No chance this could ever become boring as there were plenty occasions to take a break from paddling: Some half-hidden smoke hose down a quiet river branch complementing the stock of instant meals with fish fresh from the smoker. A watergate and lock every now and then helping to overcome different levels on rivers and canals. And the variety these things come in is simply amazing. There are the full automatic ones where you just hit a button (which more often than not is a bit too high to be comfortably reached from within a kayak), enter the lock and wait till the incoming water rises your boat and the gate on the other site opens. In other cases, a lock keeper ‘collects’ a couple of vessels, gathering small motorboats, yachts, and, yes, canoes alike in the sluice chamber. Quite a meticulous task, particularly if you are the canoeist trying to find (and keep!) a position somewhere between sluice wall and the next larger boat right next to you. Once the gates are closed and the water comes in, this time controlled by the honourable lock keeper, further progress is the same. Rising water level, waiting for the gate to open, finding your way out. Yet the third kind asks for a bit more commitment: these are the self-service locks. Quite tricky if you’re the loner kind of paddler since you’ve got to handle it all on your own – turning the heavy iron wheels to open (and close) the gates, pushing the rough-running cranks to flood the chamber … and somehow manage to still steer your canoe in- and outside. Glad who can count of some fellow paddler. Or, and that is actually not the exception, who finds a pensioner leaning over the sluice chamber’s handrail, offering his service (for a small donation). So, even the solitary kayaker is not all lost. Besides, you could still leave boat and water, unload it, and carry it around the obstacle. Sounds unnecessarily tedious, you say? Well, yes it is. But sometimes it’s inevitable, I’m telling you. At least in these more urban rivers, water management sometimes asks its toll. Every so often a weir across the river alters its flow and blocks the canoeist’s path, cascades plunging in stages. Trust me, you don’t want to mess with these rapids. So, it’s about casting ashore, getting the stuff out of the boat and the boat out of the water. If you’re lucky, there’s some heavy boat trolley on rusty tracks. If not … well, some workout carrying your boat is a welcome diversion, isn’t it?

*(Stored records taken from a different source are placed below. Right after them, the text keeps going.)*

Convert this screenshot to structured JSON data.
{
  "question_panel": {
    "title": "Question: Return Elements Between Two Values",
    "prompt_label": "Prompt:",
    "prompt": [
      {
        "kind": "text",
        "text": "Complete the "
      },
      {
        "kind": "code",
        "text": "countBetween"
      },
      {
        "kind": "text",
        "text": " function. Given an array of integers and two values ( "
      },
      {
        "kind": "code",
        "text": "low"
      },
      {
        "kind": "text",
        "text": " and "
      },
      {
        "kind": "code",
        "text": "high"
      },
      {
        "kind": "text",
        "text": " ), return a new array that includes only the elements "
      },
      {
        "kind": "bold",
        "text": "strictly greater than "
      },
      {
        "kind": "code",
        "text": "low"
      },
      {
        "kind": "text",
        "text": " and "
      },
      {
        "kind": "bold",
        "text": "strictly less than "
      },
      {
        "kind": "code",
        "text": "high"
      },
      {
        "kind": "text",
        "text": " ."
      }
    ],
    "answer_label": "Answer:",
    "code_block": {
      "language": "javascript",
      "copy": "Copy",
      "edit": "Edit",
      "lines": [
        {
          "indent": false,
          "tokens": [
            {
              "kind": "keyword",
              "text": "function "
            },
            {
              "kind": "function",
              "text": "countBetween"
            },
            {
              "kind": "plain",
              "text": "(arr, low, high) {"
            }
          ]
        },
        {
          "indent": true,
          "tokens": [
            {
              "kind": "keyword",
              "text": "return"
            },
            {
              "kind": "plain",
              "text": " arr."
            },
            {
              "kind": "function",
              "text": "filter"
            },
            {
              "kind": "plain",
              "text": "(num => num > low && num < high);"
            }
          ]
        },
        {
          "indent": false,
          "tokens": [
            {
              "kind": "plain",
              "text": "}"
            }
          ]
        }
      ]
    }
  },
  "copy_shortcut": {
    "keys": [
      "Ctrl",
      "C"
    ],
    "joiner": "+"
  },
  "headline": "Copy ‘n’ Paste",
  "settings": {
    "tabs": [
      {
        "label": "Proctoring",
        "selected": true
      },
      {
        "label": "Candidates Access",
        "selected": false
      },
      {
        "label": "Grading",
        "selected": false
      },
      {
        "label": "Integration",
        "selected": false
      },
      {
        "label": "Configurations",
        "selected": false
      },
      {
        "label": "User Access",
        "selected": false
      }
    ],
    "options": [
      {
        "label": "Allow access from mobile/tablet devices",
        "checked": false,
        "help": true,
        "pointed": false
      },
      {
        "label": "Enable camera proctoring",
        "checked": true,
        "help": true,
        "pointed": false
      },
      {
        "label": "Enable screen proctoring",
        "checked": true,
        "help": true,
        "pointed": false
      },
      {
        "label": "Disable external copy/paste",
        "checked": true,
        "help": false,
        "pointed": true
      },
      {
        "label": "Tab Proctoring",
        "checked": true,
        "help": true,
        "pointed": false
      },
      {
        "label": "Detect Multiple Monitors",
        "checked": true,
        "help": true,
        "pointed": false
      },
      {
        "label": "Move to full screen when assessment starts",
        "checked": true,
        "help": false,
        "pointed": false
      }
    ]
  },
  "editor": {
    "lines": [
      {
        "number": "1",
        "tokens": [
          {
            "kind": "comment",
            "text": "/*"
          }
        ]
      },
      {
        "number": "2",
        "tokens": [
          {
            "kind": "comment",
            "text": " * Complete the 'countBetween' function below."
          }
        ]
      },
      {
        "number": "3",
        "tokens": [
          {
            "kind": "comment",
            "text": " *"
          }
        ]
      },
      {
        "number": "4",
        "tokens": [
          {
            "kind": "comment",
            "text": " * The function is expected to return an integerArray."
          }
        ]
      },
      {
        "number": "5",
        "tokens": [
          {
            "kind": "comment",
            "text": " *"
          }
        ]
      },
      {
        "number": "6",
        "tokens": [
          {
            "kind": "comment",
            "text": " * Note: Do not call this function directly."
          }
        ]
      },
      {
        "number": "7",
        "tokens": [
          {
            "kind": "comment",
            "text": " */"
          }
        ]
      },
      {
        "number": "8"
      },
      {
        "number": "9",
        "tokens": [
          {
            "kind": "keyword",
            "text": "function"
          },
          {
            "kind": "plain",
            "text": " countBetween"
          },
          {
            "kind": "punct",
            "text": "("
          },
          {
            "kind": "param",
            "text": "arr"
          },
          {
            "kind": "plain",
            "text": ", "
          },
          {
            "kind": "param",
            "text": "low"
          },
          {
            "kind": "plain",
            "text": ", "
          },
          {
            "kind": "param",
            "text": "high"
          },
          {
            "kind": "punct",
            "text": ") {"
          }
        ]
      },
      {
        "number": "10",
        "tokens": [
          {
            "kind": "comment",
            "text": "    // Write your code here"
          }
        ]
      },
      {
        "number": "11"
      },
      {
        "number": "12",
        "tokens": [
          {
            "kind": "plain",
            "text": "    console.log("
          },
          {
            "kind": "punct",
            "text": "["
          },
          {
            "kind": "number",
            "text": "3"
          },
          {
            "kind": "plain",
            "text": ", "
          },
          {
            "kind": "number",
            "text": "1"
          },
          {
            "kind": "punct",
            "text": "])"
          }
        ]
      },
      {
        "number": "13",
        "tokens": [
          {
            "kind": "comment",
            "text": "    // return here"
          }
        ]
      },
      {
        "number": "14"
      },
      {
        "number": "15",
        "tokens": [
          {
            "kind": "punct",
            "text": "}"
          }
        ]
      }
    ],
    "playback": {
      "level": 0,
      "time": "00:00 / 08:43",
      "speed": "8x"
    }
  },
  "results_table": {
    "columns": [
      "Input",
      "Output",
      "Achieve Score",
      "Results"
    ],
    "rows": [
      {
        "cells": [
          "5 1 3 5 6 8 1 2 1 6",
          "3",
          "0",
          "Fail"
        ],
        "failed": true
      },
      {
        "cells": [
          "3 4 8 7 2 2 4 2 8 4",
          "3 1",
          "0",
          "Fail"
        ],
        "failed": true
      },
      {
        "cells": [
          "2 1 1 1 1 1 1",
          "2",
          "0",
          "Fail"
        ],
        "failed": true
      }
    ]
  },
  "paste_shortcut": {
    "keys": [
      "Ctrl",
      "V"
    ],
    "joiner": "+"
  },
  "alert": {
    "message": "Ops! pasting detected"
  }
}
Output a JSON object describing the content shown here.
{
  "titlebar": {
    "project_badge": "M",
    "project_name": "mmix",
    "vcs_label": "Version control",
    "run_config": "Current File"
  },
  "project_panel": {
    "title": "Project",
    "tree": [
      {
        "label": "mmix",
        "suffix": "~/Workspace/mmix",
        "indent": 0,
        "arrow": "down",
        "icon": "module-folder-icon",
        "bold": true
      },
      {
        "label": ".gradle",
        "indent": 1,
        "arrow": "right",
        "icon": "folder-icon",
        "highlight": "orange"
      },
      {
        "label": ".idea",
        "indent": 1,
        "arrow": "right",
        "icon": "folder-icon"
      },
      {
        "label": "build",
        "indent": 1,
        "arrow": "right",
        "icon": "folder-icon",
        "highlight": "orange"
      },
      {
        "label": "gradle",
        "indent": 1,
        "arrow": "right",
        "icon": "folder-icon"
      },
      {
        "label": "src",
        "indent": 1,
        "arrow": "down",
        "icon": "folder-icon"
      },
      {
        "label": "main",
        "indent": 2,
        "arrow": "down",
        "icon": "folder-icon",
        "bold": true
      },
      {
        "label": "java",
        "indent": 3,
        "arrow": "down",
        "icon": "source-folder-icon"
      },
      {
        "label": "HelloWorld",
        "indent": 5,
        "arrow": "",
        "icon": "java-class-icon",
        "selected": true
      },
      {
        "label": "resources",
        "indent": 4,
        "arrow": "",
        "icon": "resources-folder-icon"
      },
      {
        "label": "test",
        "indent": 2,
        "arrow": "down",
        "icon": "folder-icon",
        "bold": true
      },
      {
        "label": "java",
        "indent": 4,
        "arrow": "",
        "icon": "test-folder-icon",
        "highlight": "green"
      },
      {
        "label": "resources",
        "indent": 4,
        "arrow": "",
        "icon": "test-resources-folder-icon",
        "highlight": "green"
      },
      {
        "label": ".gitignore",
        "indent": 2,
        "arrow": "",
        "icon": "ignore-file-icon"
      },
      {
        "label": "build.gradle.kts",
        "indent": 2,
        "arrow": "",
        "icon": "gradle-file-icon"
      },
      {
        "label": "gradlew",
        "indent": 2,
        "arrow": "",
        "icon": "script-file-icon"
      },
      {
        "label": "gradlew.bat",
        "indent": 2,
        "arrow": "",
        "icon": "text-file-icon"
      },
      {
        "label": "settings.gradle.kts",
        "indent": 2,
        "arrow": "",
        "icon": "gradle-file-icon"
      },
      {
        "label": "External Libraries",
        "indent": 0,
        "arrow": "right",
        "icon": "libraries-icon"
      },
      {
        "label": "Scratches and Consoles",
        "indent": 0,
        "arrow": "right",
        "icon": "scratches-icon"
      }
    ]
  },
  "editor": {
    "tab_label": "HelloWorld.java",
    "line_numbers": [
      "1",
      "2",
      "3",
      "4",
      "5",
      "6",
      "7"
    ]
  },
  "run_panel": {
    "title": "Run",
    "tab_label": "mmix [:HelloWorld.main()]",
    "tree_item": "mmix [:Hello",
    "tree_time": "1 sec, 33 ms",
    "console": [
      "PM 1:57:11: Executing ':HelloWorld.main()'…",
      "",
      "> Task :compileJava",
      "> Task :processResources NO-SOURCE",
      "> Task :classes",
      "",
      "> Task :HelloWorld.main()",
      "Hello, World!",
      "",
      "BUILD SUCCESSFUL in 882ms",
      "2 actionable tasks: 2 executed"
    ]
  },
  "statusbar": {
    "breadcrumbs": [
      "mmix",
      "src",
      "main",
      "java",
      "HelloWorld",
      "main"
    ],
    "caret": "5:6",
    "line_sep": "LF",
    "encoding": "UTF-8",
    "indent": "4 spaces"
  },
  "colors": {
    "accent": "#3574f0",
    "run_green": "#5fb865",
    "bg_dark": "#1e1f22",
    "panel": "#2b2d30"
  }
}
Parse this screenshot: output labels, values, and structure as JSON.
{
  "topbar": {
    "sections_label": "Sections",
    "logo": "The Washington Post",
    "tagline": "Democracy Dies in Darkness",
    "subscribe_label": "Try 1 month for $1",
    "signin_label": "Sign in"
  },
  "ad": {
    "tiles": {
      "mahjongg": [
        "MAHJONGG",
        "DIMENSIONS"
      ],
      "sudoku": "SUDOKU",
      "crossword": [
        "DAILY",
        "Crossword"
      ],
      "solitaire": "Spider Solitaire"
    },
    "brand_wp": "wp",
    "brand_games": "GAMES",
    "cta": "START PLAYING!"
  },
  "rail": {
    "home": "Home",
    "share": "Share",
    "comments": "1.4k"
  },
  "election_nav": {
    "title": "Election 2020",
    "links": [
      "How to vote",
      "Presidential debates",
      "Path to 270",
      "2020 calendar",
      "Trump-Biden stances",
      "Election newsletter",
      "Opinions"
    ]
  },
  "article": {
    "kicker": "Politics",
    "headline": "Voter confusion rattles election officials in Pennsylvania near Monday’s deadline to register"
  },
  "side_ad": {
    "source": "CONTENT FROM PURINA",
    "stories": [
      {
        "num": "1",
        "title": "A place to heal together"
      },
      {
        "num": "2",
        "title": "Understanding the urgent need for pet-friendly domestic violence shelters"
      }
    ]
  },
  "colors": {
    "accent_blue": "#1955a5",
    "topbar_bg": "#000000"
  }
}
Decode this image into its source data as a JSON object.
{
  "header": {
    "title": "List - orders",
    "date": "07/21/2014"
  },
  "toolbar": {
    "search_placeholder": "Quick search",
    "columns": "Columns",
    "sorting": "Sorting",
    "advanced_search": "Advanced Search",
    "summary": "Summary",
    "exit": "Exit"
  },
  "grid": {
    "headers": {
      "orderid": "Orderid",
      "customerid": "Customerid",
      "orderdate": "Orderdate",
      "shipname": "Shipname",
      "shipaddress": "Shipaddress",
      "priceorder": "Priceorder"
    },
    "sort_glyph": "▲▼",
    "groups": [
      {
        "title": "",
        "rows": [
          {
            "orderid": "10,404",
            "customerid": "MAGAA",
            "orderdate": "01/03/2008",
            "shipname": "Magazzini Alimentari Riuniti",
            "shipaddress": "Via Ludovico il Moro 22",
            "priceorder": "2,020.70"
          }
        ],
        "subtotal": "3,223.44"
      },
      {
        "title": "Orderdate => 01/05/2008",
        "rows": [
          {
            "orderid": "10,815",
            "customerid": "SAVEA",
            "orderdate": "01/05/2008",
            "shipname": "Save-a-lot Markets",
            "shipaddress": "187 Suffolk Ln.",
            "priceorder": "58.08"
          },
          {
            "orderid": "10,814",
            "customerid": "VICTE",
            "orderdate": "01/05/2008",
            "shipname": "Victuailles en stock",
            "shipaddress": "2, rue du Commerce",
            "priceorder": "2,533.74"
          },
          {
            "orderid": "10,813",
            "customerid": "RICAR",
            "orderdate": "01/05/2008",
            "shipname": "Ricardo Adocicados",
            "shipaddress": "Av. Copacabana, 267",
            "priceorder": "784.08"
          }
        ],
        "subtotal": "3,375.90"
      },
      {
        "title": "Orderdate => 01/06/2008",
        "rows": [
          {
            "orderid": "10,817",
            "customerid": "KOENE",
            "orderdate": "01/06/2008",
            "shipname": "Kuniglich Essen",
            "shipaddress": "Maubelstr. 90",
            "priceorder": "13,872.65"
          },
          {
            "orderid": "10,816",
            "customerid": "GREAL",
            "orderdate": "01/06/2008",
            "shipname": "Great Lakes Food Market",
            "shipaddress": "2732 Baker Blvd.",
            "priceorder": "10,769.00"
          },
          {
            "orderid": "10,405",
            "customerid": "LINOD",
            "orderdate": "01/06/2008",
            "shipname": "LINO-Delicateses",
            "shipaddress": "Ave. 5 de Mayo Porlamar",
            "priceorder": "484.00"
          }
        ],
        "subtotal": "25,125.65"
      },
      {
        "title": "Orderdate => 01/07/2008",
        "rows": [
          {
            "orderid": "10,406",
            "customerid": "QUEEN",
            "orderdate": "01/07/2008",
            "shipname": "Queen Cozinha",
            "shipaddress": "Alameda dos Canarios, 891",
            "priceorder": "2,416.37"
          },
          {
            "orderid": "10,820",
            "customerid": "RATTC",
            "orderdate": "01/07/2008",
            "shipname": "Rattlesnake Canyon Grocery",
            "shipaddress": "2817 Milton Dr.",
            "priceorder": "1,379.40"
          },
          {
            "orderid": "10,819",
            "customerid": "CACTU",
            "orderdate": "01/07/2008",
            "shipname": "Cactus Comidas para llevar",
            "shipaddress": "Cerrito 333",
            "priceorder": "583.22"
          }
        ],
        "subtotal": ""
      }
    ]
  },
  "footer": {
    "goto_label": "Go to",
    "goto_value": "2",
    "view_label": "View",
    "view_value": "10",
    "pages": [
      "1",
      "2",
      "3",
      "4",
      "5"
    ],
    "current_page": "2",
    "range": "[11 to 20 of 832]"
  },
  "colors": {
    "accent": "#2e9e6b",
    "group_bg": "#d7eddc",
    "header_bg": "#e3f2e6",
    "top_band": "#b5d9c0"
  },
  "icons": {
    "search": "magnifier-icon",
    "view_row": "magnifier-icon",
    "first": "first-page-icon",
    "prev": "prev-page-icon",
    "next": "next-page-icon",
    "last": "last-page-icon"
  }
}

Yet, these obstacles are rare, so essentially we really enjoyed a leisurely canoe tour. Easy-going in terms of current and strain, with manageable traffic. In fact, we rarely ever met other paddlers – or, for the record, any other boats as, outside the larger lakes, rivers and channels are too narrow for larger motorised vessels. We’re passing through a landscape alternating between meadows and woods, casually a bit more urban when picturesque villages suddenly appear along the riverside. Sometimes we’re passing beneath some motorway bridge, sometimes a decaying old watergate attracts our attention. Sometimes we’re hopping of the boat to have a look around, go for some cold beer or see what the next village might hold ready. Making camp right there at the river …
Yeah, I think I could really get accustomed to that vagabond lifestyle.